When faculty talk about moving into administration, it is often with a negative tone (as Dean Dad points out, the imagery of going to "the dark side" is pretty pervasive). I've seen lots of articles with advice about making the move into administration and the changes in perspective that can accompany it. And one of my concerns about taking the job as CTL Director was whether I would get sucked into that darkness, losing my perspective as a faculty member. But while I'm definitely seeing the validity in everything that I've read, both good and bad, this change in how my time is structured was not something I had anticipated and it's a much bigger challenge.

I almost decided not to post this - I realize I sound like I'm just whining. But I'm curious if other academics have any advice. My husband, who works in the private sector, is sympathetic but I know he doesn't quite 'get it'. When I try to explain it, he points out that this is what most people's days are like - he often goes from one conference call to another all day long and gets frustrated that he can't get his other work done. And I know he's right. But after so many years of having the kind of flexibility that makes being an academic such a great job, it doesn't really help that "everyone else deals with this too". I'm just not sure how to adjust without ending up with an ulcer. Any advice from my dear readers?

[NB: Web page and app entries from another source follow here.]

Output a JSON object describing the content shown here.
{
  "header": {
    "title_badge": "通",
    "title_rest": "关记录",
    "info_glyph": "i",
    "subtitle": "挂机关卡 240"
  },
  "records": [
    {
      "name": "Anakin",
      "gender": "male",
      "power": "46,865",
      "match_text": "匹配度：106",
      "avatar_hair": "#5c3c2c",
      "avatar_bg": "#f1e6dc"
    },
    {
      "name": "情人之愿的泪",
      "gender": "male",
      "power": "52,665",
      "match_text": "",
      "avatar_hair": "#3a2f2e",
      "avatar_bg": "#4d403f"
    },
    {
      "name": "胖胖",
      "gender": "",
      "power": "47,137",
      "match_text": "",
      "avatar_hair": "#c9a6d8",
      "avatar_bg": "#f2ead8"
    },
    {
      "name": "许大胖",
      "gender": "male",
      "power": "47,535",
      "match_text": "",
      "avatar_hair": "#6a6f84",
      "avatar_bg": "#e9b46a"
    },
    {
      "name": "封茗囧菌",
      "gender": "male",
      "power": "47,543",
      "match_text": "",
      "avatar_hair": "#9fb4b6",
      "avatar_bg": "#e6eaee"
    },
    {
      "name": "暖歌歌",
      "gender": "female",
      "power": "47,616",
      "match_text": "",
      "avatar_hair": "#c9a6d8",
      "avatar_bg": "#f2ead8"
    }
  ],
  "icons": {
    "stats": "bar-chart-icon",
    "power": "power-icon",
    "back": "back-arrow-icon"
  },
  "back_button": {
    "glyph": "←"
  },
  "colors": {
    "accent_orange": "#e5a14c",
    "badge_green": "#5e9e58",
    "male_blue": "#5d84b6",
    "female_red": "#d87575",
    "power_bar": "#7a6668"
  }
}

Friday, April 3, 2015

Catching up...

Thank goodness for Spring Break! Between late February and end of March, I went to three different conferences (one in San Diego so I didn't have to travel anywhere, thank goodness) so I've spent all of this week just getting caught up... I learned so many cool things and my head has been swimming will too many ideas to manage but let me try to at least share a couple things with you all...
  • At the CSU Symposium on University Teaching - where the conference theme was 'GRIT' - the pre-conference keynote was by Dr. Mary-Ann Winkelmes from UNLV's Transparency Project. The main gist was the importance of helping students understand how and why we ask them to do the things we ask them to do. The discussion was particularly interesting to me, given my last post about being more transparent in my writing class. 
  • Jesse Vestermark, a librarian at Cal Poly San Luis Obispo, gave a presentation on helping students critically evaluate online sources - also incredibly timely since I was discussing that very topic in my writing class the following week! Jesse described a great activity where he gives students pieces of paper with different website characteristics printed on them (like 'features strong opinions' or 'company website' or '.edu domain') and has students place them on a 'spectrum of reliability' at the front of the room, then discuss. I tried it in my class that week and it led to a really great discussion as students debated why different factors mattered in different circumstances.
  • Last week, I attended the AAC&U's conference on Diversity, Learning and Student Success. Every session I attended was really useful but one that stands out was learning about threshold concepts and wicked problems, which are part of a CSU initiative to re-design GE courses. Threshold concepts are "core concepts that transform our ways of thinking in a particular discipline" - apparently, economists did some of the early on threshold concepts, which made it easier for me to understand what the presenters were talking about since they kept using opportunity cost as an example :-).
  • And if I didn't have enough food for thought from the last five weeks, registration is open for the 2015 National Conference on Teaching and Research in Economic Education (CTREE), which will be May 27-29 in Minneapolis. As always, the program is packed with so many great sessions that I'm going to go nuts trying to figure out which ones to attend. Hope to see you there!